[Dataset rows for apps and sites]
******************************

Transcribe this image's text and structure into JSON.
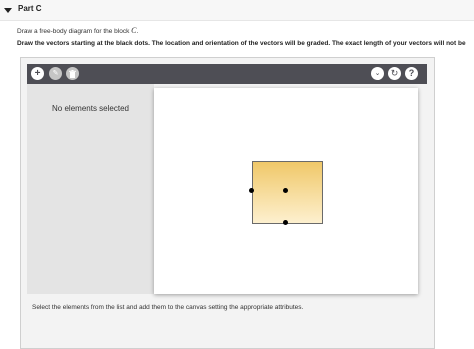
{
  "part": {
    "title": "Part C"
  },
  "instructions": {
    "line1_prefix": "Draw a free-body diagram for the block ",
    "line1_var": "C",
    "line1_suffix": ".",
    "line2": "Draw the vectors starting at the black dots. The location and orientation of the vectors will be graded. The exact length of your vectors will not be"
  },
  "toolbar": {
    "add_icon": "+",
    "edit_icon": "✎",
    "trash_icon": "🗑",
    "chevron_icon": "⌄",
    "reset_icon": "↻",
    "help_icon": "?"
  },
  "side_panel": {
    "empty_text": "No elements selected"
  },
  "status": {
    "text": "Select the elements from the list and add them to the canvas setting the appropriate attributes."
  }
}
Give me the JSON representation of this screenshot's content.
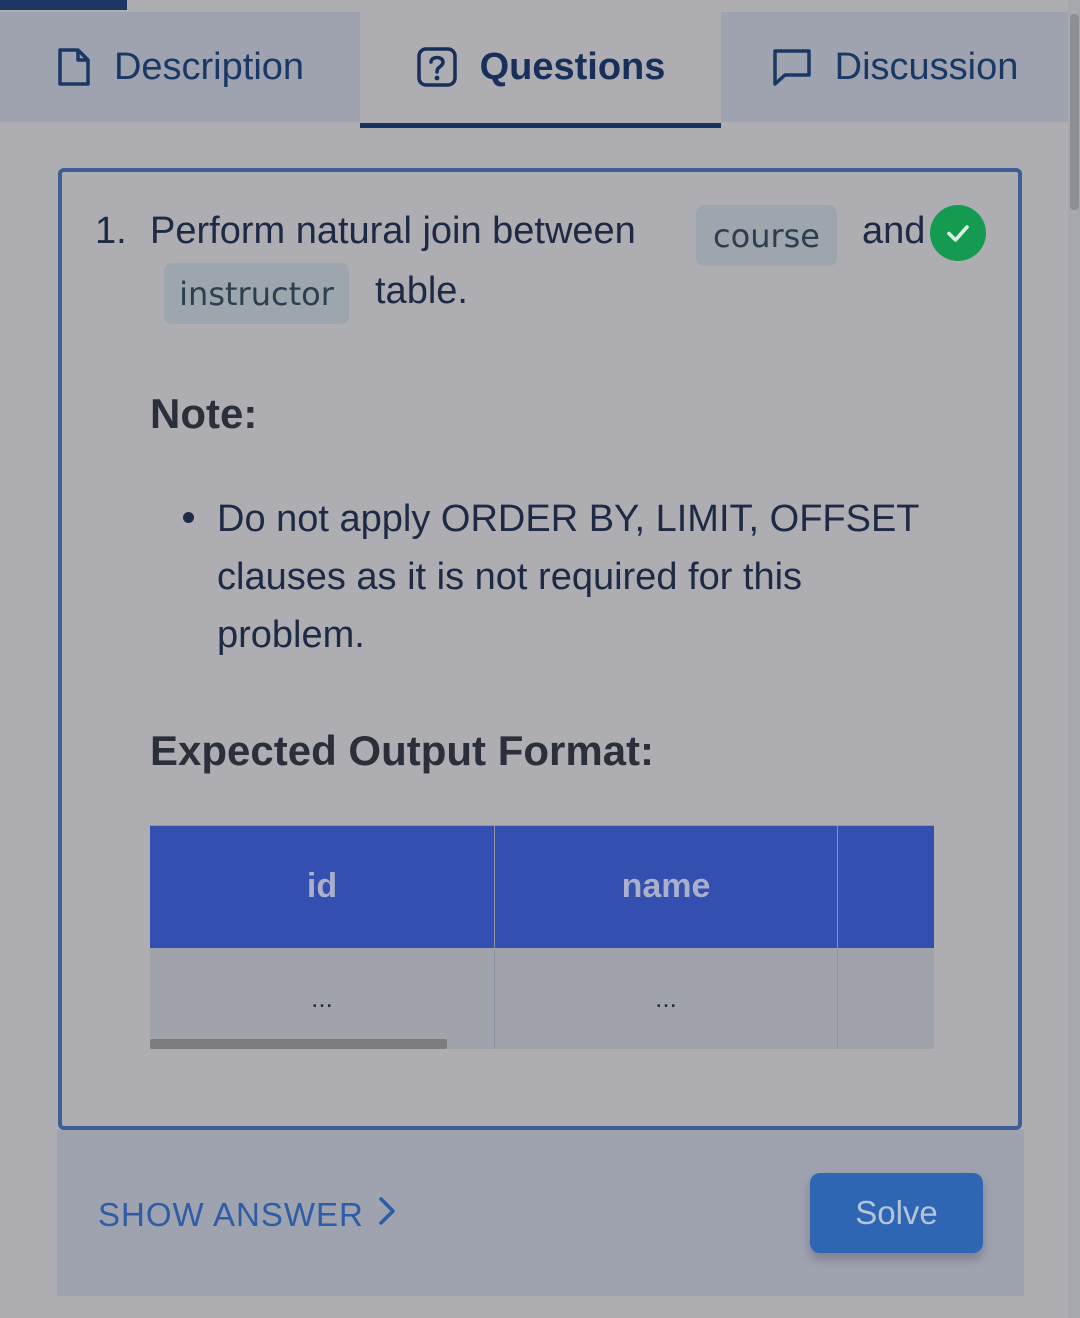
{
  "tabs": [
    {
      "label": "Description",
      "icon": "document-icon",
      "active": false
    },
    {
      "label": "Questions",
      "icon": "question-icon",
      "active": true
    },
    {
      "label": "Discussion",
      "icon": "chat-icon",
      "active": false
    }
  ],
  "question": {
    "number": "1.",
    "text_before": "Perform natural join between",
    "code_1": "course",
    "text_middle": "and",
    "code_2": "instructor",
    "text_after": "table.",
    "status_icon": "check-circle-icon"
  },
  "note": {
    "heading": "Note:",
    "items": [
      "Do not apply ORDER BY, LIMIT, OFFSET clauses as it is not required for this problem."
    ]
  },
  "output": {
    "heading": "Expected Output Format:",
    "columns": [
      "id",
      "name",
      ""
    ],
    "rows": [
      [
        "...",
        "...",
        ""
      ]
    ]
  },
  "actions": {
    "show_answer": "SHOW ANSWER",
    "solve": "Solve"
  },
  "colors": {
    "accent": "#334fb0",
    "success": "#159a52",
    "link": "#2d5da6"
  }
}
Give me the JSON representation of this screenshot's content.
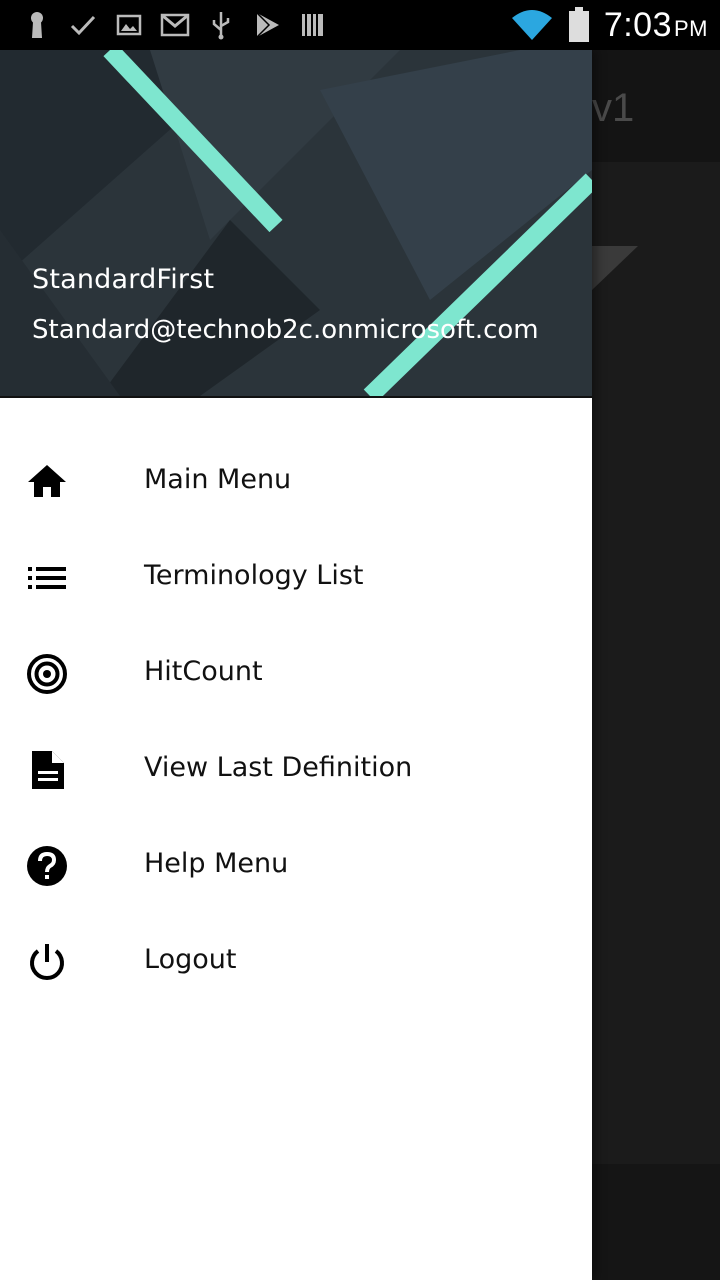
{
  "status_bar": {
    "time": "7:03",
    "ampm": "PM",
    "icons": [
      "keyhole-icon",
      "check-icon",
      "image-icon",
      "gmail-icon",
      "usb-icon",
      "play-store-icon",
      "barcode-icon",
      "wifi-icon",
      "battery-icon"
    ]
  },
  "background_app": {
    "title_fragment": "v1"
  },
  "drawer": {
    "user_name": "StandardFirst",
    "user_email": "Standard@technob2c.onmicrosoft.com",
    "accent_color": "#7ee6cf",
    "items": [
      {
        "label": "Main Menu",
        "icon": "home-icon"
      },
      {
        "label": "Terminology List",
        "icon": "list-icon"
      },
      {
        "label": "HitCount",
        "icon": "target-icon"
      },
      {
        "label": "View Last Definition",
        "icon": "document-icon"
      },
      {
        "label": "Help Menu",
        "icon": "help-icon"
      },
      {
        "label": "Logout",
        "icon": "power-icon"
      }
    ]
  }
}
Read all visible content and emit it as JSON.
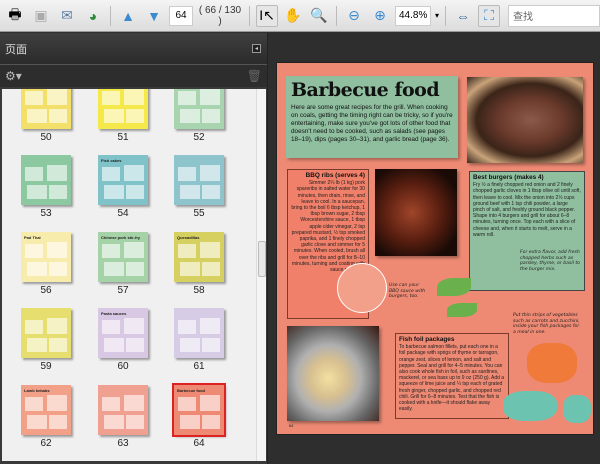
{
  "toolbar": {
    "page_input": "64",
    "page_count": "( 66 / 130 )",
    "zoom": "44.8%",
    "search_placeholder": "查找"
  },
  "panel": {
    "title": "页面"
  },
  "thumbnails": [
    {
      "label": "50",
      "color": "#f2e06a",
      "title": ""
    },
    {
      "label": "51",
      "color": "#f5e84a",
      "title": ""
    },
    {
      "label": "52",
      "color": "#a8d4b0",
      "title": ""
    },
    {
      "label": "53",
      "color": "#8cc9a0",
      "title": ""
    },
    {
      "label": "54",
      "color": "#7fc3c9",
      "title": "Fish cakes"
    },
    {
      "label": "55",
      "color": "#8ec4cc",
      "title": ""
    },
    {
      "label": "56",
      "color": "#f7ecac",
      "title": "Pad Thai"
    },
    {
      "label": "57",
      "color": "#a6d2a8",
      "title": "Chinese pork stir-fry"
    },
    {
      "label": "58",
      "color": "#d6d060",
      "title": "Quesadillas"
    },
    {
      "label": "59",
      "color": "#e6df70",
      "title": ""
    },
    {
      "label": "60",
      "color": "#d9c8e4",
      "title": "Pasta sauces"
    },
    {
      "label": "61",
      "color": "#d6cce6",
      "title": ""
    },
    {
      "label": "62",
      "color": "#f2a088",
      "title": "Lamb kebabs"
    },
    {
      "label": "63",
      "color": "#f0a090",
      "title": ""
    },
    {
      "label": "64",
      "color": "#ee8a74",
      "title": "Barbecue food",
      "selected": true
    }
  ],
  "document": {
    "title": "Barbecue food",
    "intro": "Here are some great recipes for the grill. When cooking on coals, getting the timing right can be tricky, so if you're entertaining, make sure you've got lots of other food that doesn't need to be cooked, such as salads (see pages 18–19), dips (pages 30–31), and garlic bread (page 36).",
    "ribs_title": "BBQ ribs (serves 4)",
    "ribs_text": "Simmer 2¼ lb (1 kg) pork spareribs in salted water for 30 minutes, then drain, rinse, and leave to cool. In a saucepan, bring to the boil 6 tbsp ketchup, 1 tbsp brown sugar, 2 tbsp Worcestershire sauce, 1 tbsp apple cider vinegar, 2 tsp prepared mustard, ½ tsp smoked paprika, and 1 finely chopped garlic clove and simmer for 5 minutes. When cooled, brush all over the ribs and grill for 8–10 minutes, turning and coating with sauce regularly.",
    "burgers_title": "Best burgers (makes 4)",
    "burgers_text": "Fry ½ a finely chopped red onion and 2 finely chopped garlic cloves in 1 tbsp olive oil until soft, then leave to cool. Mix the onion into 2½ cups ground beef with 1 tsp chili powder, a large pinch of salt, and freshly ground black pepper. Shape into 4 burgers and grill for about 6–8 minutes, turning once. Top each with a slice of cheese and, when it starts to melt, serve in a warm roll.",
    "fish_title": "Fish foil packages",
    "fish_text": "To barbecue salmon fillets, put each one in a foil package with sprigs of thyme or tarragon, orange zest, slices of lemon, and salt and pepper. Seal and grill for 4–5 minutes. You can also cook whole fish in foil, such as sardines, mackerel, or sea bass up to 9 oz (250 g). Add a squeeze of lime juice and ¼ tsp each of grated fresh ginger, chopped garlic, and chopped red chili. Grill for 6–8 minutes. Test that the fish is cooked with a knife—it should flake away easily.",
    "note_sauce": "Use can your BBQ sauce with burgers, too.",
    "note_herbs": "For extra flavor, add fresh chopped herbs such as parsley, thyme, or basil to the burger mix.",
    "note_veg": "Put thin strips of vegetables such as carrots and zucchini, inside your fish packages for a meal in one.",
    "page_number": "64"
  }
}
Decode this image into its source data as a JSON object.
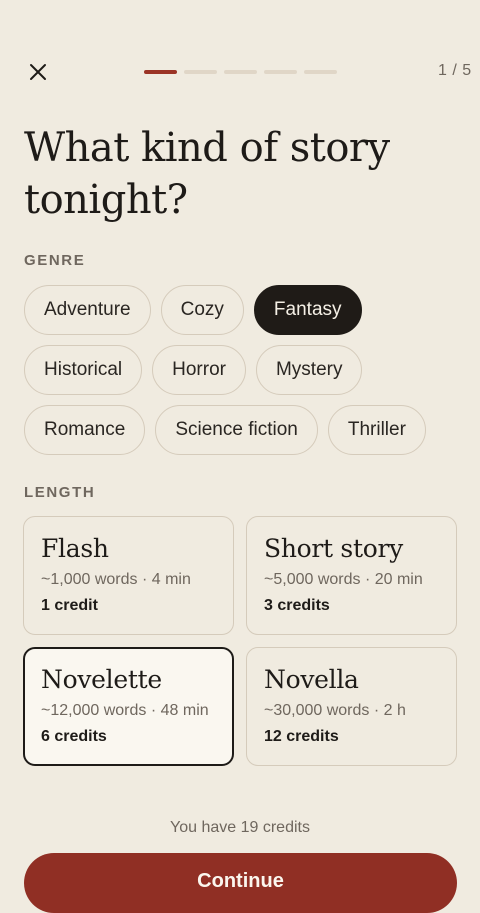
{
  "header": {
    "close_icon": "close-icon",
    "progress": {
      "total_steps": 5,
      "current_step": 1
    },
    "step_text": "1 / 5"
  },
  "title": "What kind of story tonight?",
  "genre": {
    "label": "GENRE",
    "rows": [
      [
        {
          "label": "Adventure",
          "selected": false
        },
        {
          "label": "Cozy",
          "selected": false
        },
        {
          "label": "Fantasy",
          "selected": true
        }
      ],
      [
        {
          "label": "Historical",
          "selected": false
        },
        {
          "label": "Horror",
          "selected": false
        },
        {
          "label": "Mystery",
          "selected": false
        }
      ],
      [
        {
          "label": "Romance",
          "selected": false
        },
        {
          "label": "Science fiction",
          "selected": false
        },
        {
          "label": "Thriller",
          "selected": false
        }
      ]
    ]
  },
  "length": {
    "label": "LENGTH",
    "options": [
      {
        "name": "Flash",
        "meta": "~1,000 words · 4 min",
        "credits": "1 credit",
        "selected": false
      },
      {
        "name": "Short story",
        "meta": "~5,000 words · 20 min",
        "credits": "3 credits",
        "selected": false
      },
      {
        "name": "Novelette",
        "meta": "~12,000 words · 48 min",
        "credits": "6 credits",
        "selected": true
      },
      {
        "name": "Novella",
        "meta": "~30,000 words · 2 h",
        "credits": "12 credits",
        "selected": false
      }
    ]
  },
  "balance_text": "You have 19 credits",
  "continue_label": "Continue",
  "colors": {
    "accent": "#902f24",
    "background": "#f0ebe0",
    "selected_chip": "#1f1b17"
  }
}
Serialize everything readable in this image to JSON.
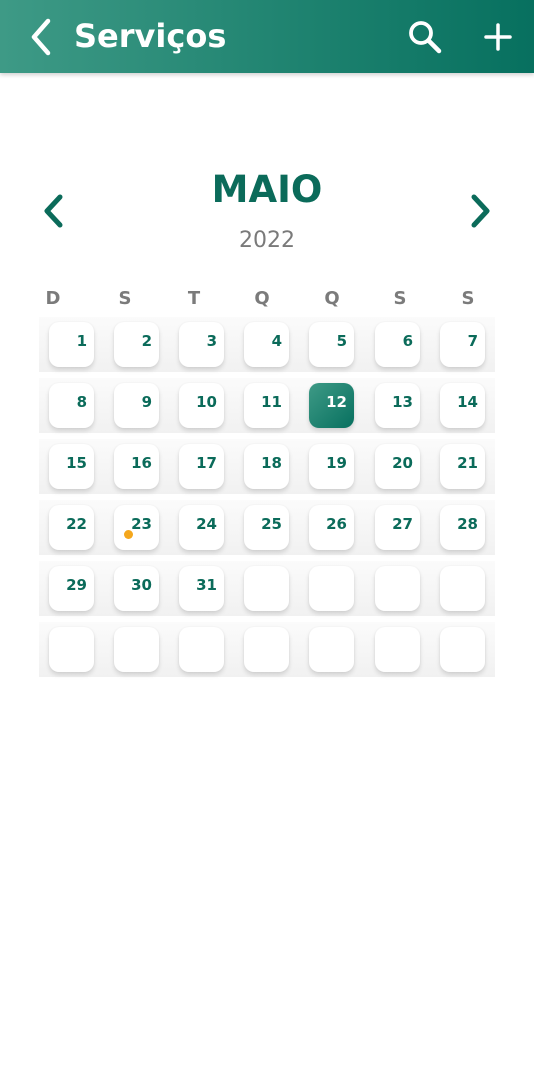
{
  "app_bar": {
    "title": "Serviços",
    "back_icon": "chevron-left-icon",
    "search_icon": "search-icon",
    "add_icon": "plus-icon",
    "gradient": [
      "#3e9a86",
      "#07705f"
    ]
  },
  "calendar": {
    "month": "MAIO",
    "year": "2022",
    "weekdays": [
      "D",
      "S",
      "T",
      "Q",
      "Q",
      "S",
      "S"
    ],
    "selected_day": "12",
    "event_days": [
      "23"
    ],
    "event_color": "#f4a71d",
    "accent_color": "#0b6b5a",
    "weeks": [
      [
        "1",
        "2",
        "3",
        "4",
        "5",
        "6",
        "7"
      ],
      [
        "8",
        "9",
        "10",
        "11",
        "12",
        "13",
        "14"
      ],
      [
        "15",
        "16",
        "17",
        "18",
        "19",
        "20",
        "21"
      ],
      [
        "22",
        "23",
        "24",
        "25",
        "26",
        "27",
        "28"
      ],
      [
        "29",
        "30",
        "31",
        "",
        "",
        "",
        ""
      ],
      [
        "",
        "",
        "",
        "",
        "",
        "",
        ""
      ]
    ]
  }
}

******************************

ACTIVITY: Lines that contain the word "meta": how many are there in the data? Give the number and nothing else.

EXERCISE SOLUTION: 4